Skip To Content

    16 Batshit But Actually True Animal Sex Facts

    Snakes have two penises, and alternate which one they use when mating.

    1. Male anglerfish fuse irreversibly with female anglerfish during sex.

    Spyder24 / Getty Images

    In order to reproduce, the "sexually parasitic male" attaches itself to the female's belly. Their circulatory systems then connect, and the male slowly dissolves. You can see a picture here.

    2. Cat penises have spines.

    Or as this paper on Penile Spines of the Domestic Cat states: "The glans penis of the male cat is covered by relatively large, pointed, horny spines".

    3. Male rhesus macaque monkeys will "pay per view" to see the bottoms of the female rhesus macaque monkeys.

    Donyanedomam / Getty Images

    A study showed that "male rhesus macaques sacrificed fluid for the opportunity to view female perinea and the faces of high-status monkeys but required fluid overpayment to view the faces of low-status monkeys."

    4. Anacondas breed by forming "breeding balls" – multiple males wrap around a female and attempt to mate.

    CBA /

    On Audible's Zoopedia, Sue Perkins explains: "This process lasts for up to a month. Females can be several times the size of their mates. This means that larger male snakes are occasionally mistaken for females and find a knot of snakes forming around them."

    5. Alligators have permanent erections.

    Nattanan726 / Getty Images

    Watch a video here.

    6. A male giraffe drinks the female's urine to check if she's ready to mate.

    National Geographic

    It's called the Flehmen Sequence. Watch a video here.

    7. A male honey bee leaves the tip of its penis in the female after sex.

    Cartoon Network

    You can watch a video of it here.

    8. Bonobos use sex for more than just reproduction.

    Uso / Getty Images

    Researchers believe that Bonobos use sex to resolve disagreements – and that "nearly all" Bonobos are bisexual.

    9. The antechinus is a tiny Australian mammal that has sex for up to three weeks solid, then disintegrates.

    Quentin J. Lang / Getty Images

    This type of activity is called semelparity – which means sex happens once in a lifetime. National Geographic writes: "This burst of speed-mating is his one chance to pass his genes on to the next generation, and he will die trying. He exhausts himself so thoroughly that his body starts to fall apart.

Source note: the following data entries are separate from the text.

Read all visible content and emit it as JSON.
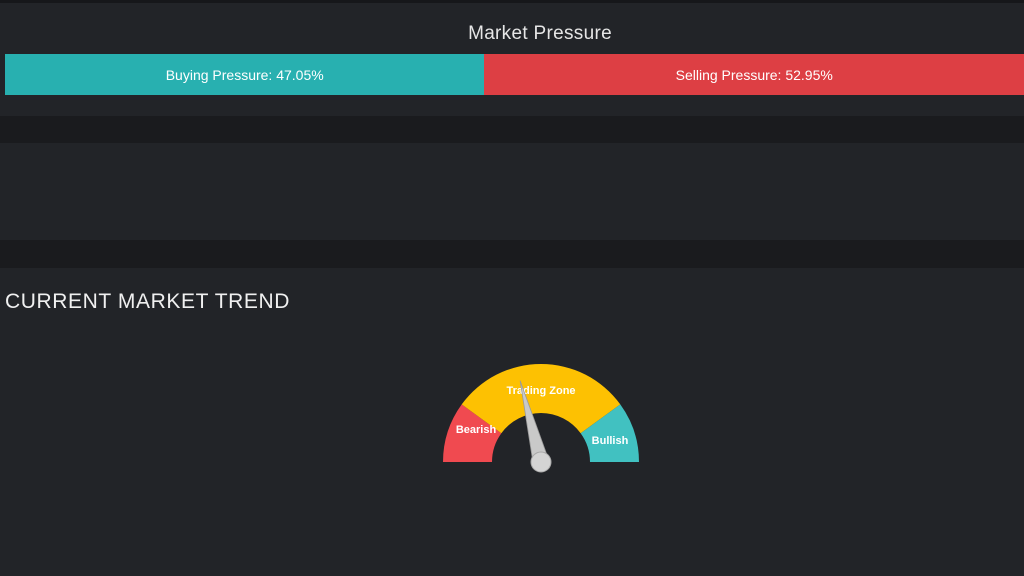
{
  "market_pressure": {
    "title": "Market Pressure",
    "buying": {
      "label": "Buying Pressure: 47.05%",
      "percent": 47.05,
      "color": "#28b0b0"
    },
    "selling": {
      "label": "Selling Pressure: 52.95%",
      "percent": 52.95,
      "color": "#dd3f44"
    }
  },
  "market_trend": {
    "title": "CURRENT MARKET TREND",
    "gauge": {
      "bands": [
        {
          "label": "Bearish",
          "from": 0,
          "to": 20,
          "color": "#f04a50"
        },
        {
          "label": "Trading Zone",
          "from": 20,
          "to": 80,
          "color": "#fdc102"
        },
        {
          "label": "Bullish",
          "from": 80,
          "to": 100,
          "color": "#41c1c1"
        }
      ],
      "needle_value": 42,
      "needle_color": "#c9c9c9"
    }
  }
}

    His blood courses with testosterone and stress hormones. His fur falls off. He bleeds internally. His immune system fails to fight off incoming infections, and he becomes riddled with gangrene."

    10. Snakes have two penises, and alternate which one they use when mating.

    Warner Bros.

    But if they have a choice, they like to use their right penis, according to this study.

    11. Adders sunbathe before sex to warm up their genitals and to help produce sperm.


    12. The male capuchin monkey covers himself in urine to show that he's keen to mate.

    Cameris / Getty Images

    On Audible's Zoopedia, Sue Perkins explains: "Unlike with some primate species, it’s not visually obvious when the female capuchin is ready to mate – so she has to take the initiative herself. This usually involves getting the attention of a male by shaking branches and throwing stones at him while pouting."

    "The male communicates his social and sexual status to the females by [washing] himself in urine. The exact reason for this behaviour is still disputed but it’s probably part of some sort of chemical or pheromone signalling."

    13. Female Chinese fruit bats turn themselves upside down to fellate the male bat while having sex.

    Researchers believe it could help with fertilization. "Sexual encounters that involved oral stimulation lasted, on average, 100 seconds longer than those that didn't, something that could be conducive to fertilization."

    14. The female whiptail lizard can clone herself.

    Space / BBC America

    15. Female ducks have corkscrew vaginas, and they can send a duck penis down a "dead end" if the male forces copulation.

    Bassador / Getty Images

    Find out more here.

    16. And alligators seduce mates by bellowing from the water.

    On Audible's Zoopedia, Sue Perkins explains: "Their mating season tends to be in the spring, when they gather in large numbers and bellow together – causing infrasonic waves that make the water around them to ‘sprinkle’ – these are called ‘alligator dances’ – which is a surprisingly sweet name for what is essentially a gathering of horny killers."

    "The courtship itself can take up to a month, with the male seducing a specific female with purring vocalisations called ‘chumpfs’ and by lifting his head out of the water."